While internet and mobile subscriptions continued to grow in Africa in recent years, e-commerce in general was slow to gain traction and was hobbled by various challenges, ranging from consumer preference for in-person shopping, slow delivery times, logistical issues and informal home addressing systems. But the various stay-at-home orders last year meant many consumers shifted to digital channels out of necessity with the closure of brick-and-mortar shops.
Just like the rest of the world, once the COVID-19 crisis hit Africa, countries around the region introduced various forms of lockdowns to mitigate the impact of the virus. As a result, the restrictive measures have led millions of people in Africa to depend on digital platforms for shopping, work, entertainment, education and healthcare. The 2020 gains in African e-commerce compared favorably to the increase in online retail sales as a share of total sales in more economically advanced regions and were higher than many other emerging markets. Within Africa, Nigeria, Niger, Rwanda and Mauritius led the gains, followed by Kenya and Democratic Republic of Congo.
That Africa has been able to pivot so successfully to greater use of the online sales channel is all the more remarkable given the fragmentation and informality of its retail sector.
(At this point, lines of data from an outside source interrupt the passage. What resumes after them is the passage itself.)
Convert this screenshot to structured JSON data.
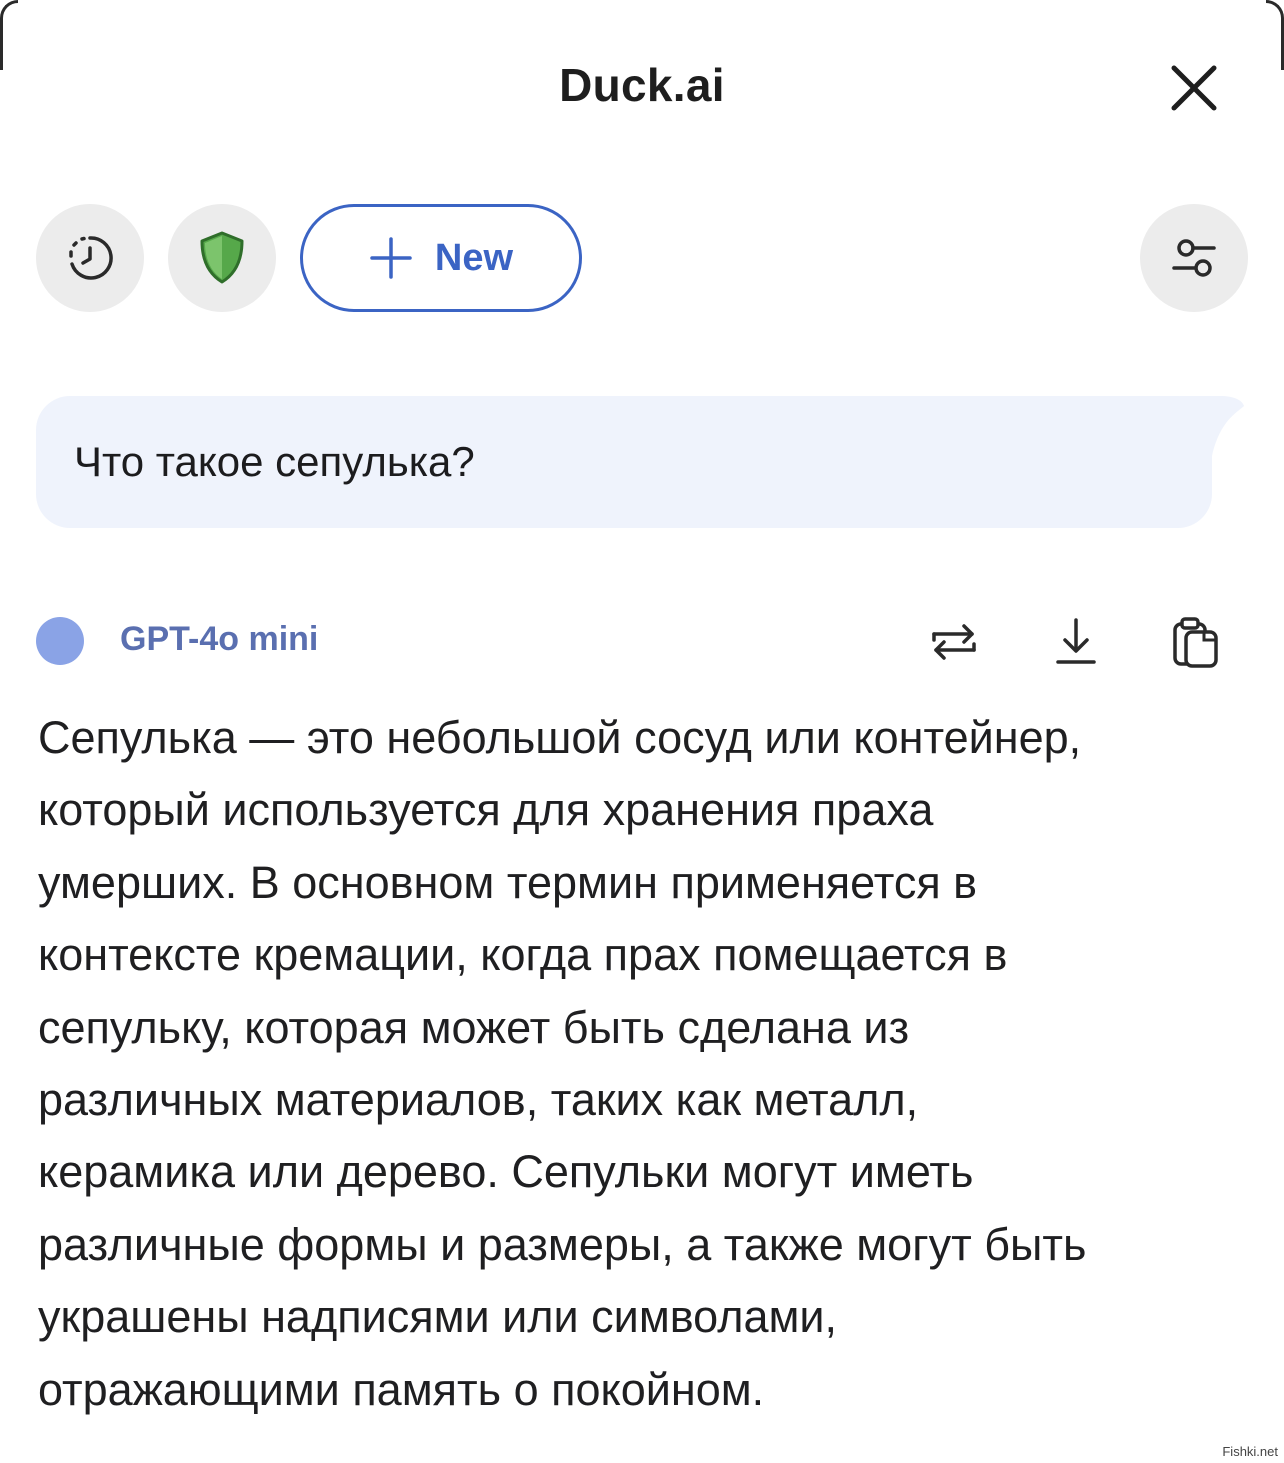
{
  "header": {
    "title": "Duck.ai"
  },
  "toolbar": {
    "new_label": "New",
    "icons": [
      "history-icon",
      "shield-icon",
      "plus-icon",
      "settings-sliders-icon"
    ]
  },
  "chat": {
    "user_message": "Что такое сепулька?",
    "model_name": "GPT-4o mini",
    "answer_lines": [
      "Сепулька — это небольшой сосуд или контейнер,",
      "который используется для хранения праха",
      "умерших. В основном термин применяется в",
      "контексте кремации, когда прах помещается в",
      "сепульку, которая может быть сделана из",
      "различных материалов, таких как металл,",
      "керамика или дерево. Сепульки могут иметь",
      "различные формы и размеры, а также могут быть",
      "украшены надписями или символами,",
      "отражающими память о покойном."
    ]
  },
  "watermark": "Fishki.net",
  "colors": {
    "accent": "#3b64c4",
    "bubble": "#eff3fc",
    "model_dot": "#8aa3e6",
    "shield": "#56a84a",
    "circle_bg": "#ececec"
  }
}
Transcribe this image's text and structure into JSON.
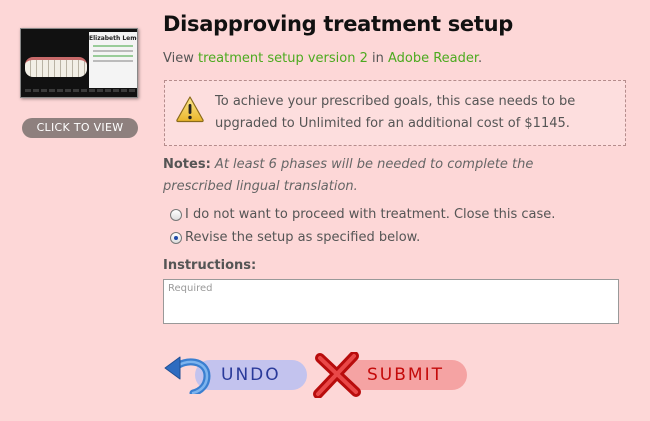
{
  "thumbnail": {
    "patient_name": "Elizabeth Lemon",
    "click_label": "CLICK TO VIEW"
  },
  "title": "Disapproving treatment setup",
  "view_line": {
    "prefix": "View ",
    "link1": "treatment setup version 2",
    "middle": " in ",
    "link2": "Adobe Reader",
    "suffix": "."
  },
  "warning": {
    "icon": "warning-icon",
    "text": "To achieve your prescribed goals, this case needs to be upgraded to Unlimited for an additional cost of $1145."
  },
  "notes": {
    "label": "Notes:",
    "text": "At least 6 phases will be needed to complete the prescribed lingual translation."
  },
  "options": [
    {
      "label": "I do not want to proceed with treatment. Close this case.",
      "selected": false
    },
    {
      "label": "Revise the setup as specified below.",
      "selected": true
    }
  ],
  "instructions": {
    "label": "Instructions:",
    "placeholder": "Required",
    "value": ""
  },
  "buttons": {
    "undo": {
      "label": "UNDO",
      "icon": "undo-arrow-icon"
    },
    "submit": {
      "label": "SUBMIT",
      "icon": "x-mark-icon"
    }
  },
  "colors": {
    "background": "#fdd7d7",
    "link": "#4caa1f",
    "undo_pill": "#c3c3ee",
    "undo_text": "#2a3a9a",
    "submit_pill": "#f5a3a3",
    "submit_text": "#c40a0a"
  }
}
With the exception of South Africa, the majority of commerce in Africa occurs in informal markets, accounting for 85.8 percent of total employment, according to the International Labor Organization.4 Pre-pandemic, business-to-consumer (B2C) e-commerce platforms reach did not extend much further than urban middle- and upper-class consumers.
The secret to Africa’s pivot to greater e-commerce sales was the faster growth in business-to-business (B2B) sales, which layers online sales onto of the existing network of informal retailers rather than supplanting them. SSA’s B2B e-commerce platforms thrived because they overcame issues of consumer trust and logistics by working with and tapping into the informal markets, rather than working around these sales channels. This allowed the B2B platforms to provide goods beyond urban areas and well into remote regions. The majority of SSA consumers purchased from the informal shops and over time have built a trusted relationship with them. That is why some informal shops provide loan services to their loyal customers. Informal retailers order goods through their mobile phones. These informal shops who know their customers very well continue to act as the middle-man between consumers and the B2B e-commerce companies.